Liverpool have a dearth of options at striker.
Andy Carroll is out on loan and Fabio Borini is sidelined with injury until 2013.
That leaves Luis Suarez and Samed Yesil as the only true strikers left as options. Yesil is 18 and is yet to feature regularly; Suarez is arguably better suited for the wide forward roles.
Thus, it might make sense that Liverpool try something slightly innovative to give Chelsea a different look on Sunday. Perhaps lining up as usual and putting the entire burden on the Uruguayan is not the best course.
Why not try the 3-4-3?
The formation, seen notably at Napoli, might catch the Blues off guard. Further, it arguably suits the Reds personnel better to begin with.
Here are the XI who might make it work. The slides also include the reasons why.
Pepe Reina is reportedly unlikely to be fit until the Wigan clash next weekend.
That puts the Australian between the posts for another week. Brad Jones has performed admirably in Reina's absence and gets a big opportunity to prove his worth here Sunday.
Sebastian Coates—Martin Skrtel—Daniel Agger
The 3-4-3 is outstanding because it offers anywhere from three to five options in the back at any one time.

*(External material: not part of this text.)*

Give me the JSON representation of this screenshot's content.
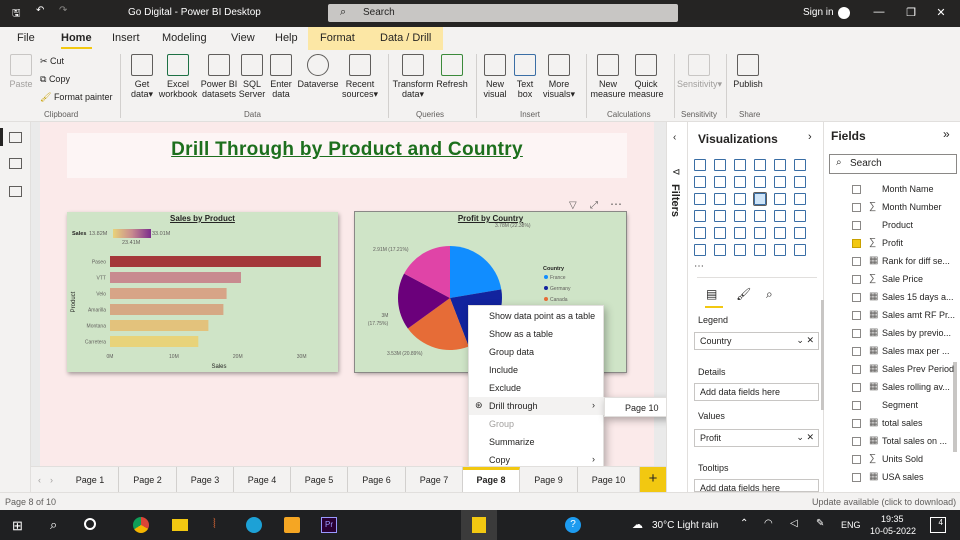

Three center-backs form the core of the defense.
If both full-backs push forward, the outside defenders push wide as cover. When the full-backs stay at home, they constitute the core of a five-man defense.
Thus, Liverpool will have five defenders when Chelsea are at their attacking best. Conversely, the likes of Glen Johnson are given more license to roam and create, free of defensive inhibition.
Andre Wisdom—Glen Johnson
Glen Johnson is to return this weekend, and it's not a moment too soon.
The respective popularity of Jose Enrique and Stewart Downing continues to wane. Jon Flanagan and Jack Robinson have done little.
Further, Andre Wisdom is coming along, but he is still inexperienced for a match of this magnitude.
It helps to have a top-class option like Johnson on the other side.
The English international is tailor-made for the Christian Maggio role made famous at Napoli.
Johnson's support-play on the wing keeps a defender on the field while arguably adding the same quality of attacking play as Oussama Assaidi or Suso could offer at this stage.
Joe Allen—Nuri Sahin
Sahin and Seth Myers look-a-like Joe Allen form the important part of this formation.
While the 3-4-3 adds adaptability all over the pitch, it often leaves two in the midfield exposed. In response, I think the midfield is Liverpool's strongest area at this point in the campaign.
Sahin is coming along, and Allen's pass completion rate is highly impressive.
It will be tough at times. But I think these two can match up against the likes of John Obi Mikel, Ramires and Juan Mata.
Steven Gerrard—Raheem Sterling
Here's where it gets interesting.
Steven Gerrard did not play midweek and will not have to play again for six days. So why not give him a run up front?
No one on Merseyside understands Suarez as well as "Captain Fantastic." Putting him in the right-central forward area gives him the freedom to assist his teammate while disavowing him of full midfield duties.
In a match that he will be up for against Chelsea, that could be dangerous.
I also like the thought of Sterling on the edge of the box with both Gerrard and Suarez available to play the ball into.
Is his goal conversion rate (14 percent) low? Sure.
However, with no alternatives in place, he is now second in the Premier League in goals scored.
That puts him behind only Robin van Persie. Not bad company.
Give him a more versatile Gerrard and a more forward-leaning Johnson and Liverpool may just be able to nick some points from an in-form Chelsea side.